New discoveries suggest that Pluto might not be a comet as the International Astronomical Union thought in 2006. Thanks to NASA’s New Horizons mission, researchers have found that Pluto is neither a comet nor a planet.
Pluto is now being considered a hybrid between the characteristics of a planet and a comet, according to a recent discovery made by NASA’s New Horizons mission and published in the Journal of Geophysical Research.
While studying the solar winds that surround the planet, scientist discovered a never-before-seen scenario on the little planet.
A hybrid planet
Solar winds are basically the plasma that is ejected from the sun into the solar system at 100 million miles per hour or 160 million km per hour. The plasma bathes planets, asteroids, comets and the interplanetary space into a mixture of protons and electrons.
In all of its behavior, Pluto acts like a comet except for its solar wind interaction. Ita actually behaves like Mars or Venus when it comes to protons and electrons.

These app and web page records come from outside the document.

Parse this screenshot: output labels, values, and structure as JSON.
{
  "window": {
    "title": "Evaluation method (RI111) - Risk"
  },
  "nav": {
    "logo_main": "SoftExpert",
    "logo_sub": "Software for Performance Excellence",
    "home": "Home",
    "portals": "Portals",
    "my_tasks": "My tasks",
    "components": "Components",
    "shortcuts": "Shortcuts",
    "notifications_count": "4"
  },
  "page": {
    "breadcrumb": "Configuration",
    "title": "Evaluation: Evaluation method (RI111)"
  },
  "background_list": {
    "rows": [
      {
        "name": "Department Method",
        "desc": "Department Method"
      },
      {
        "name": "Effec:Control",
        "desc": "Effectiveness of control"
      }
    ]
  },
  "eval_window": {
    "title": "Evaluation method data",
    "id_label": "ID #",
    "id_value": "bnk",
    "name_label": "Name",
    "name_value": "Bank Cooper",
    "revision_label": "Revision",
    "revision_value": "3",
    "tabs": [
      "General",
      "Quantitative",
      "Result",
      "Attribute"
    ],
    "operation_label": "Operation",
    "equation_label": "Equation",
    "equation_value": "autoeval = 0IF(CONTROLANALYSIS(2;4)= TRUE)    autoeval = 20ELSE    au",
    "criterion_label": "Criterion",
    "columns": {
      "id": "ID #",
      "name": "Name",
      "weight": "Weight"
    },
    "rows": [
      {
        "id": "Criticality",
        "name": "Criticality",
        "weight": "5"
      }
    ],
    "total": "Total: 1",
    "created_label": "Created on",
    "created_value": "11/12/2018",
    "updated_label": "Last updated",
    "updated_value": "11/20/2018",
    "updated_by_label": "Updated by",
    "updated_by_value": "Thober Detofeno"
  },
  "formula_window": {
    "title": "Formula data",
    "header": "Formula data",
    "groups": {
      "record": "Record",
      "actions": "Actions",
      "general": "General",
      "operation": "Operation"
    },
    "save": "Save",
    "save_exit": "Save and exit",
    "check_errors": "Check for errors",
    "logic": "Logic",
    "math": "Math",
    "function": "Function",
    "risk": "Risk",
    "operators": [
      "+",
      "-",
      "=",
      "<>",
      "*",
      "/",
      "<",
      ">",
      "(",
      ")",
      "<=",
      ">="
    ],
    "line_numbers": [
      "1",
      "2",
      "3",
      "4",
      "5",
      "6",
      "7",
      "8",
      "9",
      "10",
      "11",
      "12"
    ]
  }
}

The New Horizon’s mission made by NASA discovered in a flyby, on 2015, a never-before-seen interaction with the solar wind and the planet. The material that came out of Pluto’s atmosphere became a surprise for researchers.
“This is a type of interaction we’ve never seen before anywhere in our solar system. The results are astonishing,” said David J. McComas the lead author of the study and vice president for the Princeton Plasma Physics Lab.
When it comes to comets, the solar wind interaction is more of a single and slower interaction. Planets, on the other hand, have an abrupt diversion with solar winds.
Previous investigations considered Pluto’s gravity as weak, since its 3.7 billion miles away from the sun and is the smallest in our solar system. Yet, Pluto’s gravity seems to be clear enough to keep material confined.
Investigators found heavy ions of methane on all of its atmosphere, something that only occurs in a planet.
This discovery leads scientists to re-think their beliefs on the small hybrid and sets the path for new and more interesting investigations.